Notes on TensorFlow – Introduction


TensorFlow was developed by the Google Brain and it was open sourced in November 2015.

TensorFlow is an open source software library for numerical computation. It is well suited for large-scale Machine Learning.

Basic principle – two steps:
– you define a graph of computations to perform
– TensorFlow takes the graph and runs it using optimized C++ code

It is possible to split the graph and run it parallel across multiple CPUs or GPUs.
TensorFlow supports distributed computing.

TensorFlow’s highlights:
– runs on Windows, Linux, macOS, iOS and Android
– provides simple Python API – TF.Learn, compatible with Scikit-Learn
– provides simple API TF-slim for simple building, training and evaluating neural networks
automatic differentiating – optimization nodes to search for the parameters that minimize cost function
TensorBoard for graph visualization

First, computation graph is created, not even the variables are initialized.

To evaluate the graph, a TensorFlow session needs to be open. The session initializes the variables and evaluates the graph.

TensorFlow program (typically) has two parts:
construction phase – builds a computation graph representing the ML model and computations to train it
execution phase – runs the graph

When evaluating a node, TensorFlow defines the nodes it depends on and evaluates these nodes first. The result below for y is 22. For y to be evaluated, Tensor b has to be evaluated first.

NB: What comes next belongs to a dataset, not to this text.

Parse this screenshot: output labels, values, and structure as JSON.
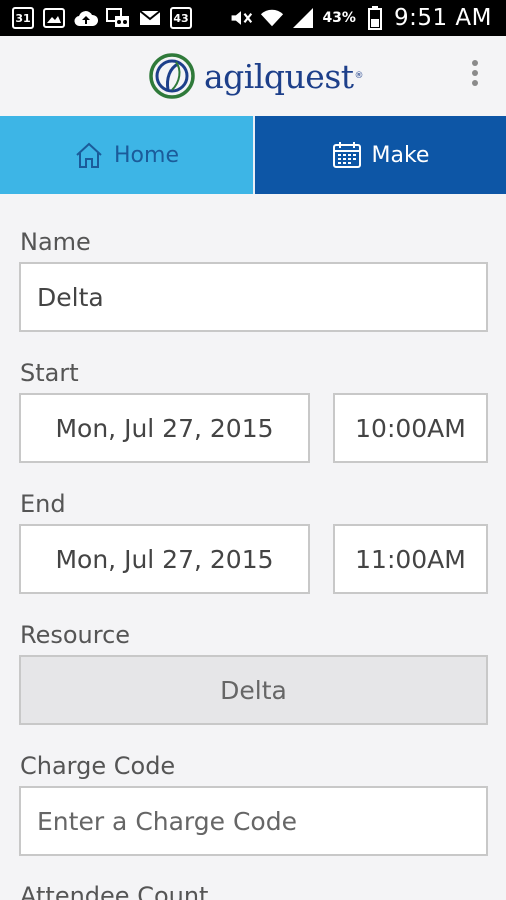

#define a graph
a = tf.constant(1)
b = a + 10
y = b * 2
z = b * 3

#start a session
with tf.Session() as sess:
    #evaluate y
    #evaluate z

If new evaluation, in the same session, is done using Tensor b, this Tensor b is not reused. With other words, b is evaluated twice when Tensor z is evaluated.

All node values are dropped between graph runs.

To evaluate efficiently, make TensorFlow evaluate both Tensors in just one graph:

with tf.Session() as sess:
    y_val, z_val =[y, z])


TensorFlow operations (ops) take any number of inputs and return any number of outputs. Above examples take two inputs and produce one output.
Constants and variables (source ops) take no input.

Inputs and outputs are multidimensional arrays – tensors. Tensors have a type and a shape, they are represented by Numpy ndarrays.

The code below defines 2 lists with different dimensions and one integer variable. Three TensorFlow constant nodes are created. Two nodes are created, one multiplies a matrix with a scalar, and the other one multiplies 2 matrices. Both tensors are run in one graph and the outputs are printed.

list_1_3 = [[1.5, 2.7, 3.9]]
list_2_3 = [[10., 11., 12.], [13., 14., 15.]]
s = 2

#create TensorFlow constant node - matrix in shape (1,3)
tf_matrix_1_3 = tf.constant(list_1_3, dtype=tf.float32, name="tf_matrix_1_3")
#create TensorFlow constant node - matrix in shape (2,3)
tf_matrix_2_3 = tf.constant(list_2_3, dtype=tf.float32, name="tf_matrix_2_3")
#create TensorFlow constant node - scalar
scalar = tf.constant(s, dtype=tf.float32, name="scalar")

#multiply the matrix by scalar
multiply_matrix_scala = tf_matrix_1_3 * scalar

#matrix multiplication, transpose second matrix to follow matrix multiplication rules
multiply_matrices_tf = tf.matmul(tf_matrix_1_3, tf_matrix_2_3, transpose_b=True)

with tf.Session() as sess:
    res1_out, res2_out =[multiply_matrix_scala, multiply_matrices_tf])
    #print out two NumPy arrays as results of multiplication
    print(res1_out, "\n", res2_out)


[[ 3. 5.4000001 7.80000019]]
[[ 91.5 115.80000305]]

Main benefit of this code compared to doing it with Numpy is that TensorFlow will automatically run this on GPU card if one is installed and TensorFlow with GPU support is installed.


Placeholder nodes do not perform any computation, they just output the data at runtime. They are used to feed the training data to TensorFlow.

list = [[2, 3, 4], [5, 6, 7]]

#create placeholder with type float32 and unspecified number of rows with 3 columns
placeholder = tf.placeholder(tf.float32, shape=(None, 3))
square = tf.square(placeholder)

with tf.Session() as sess:
    res =, feed_dict={placeholder: list})


[[ 4. 9. 16.]
[ 25. 36. 49.]]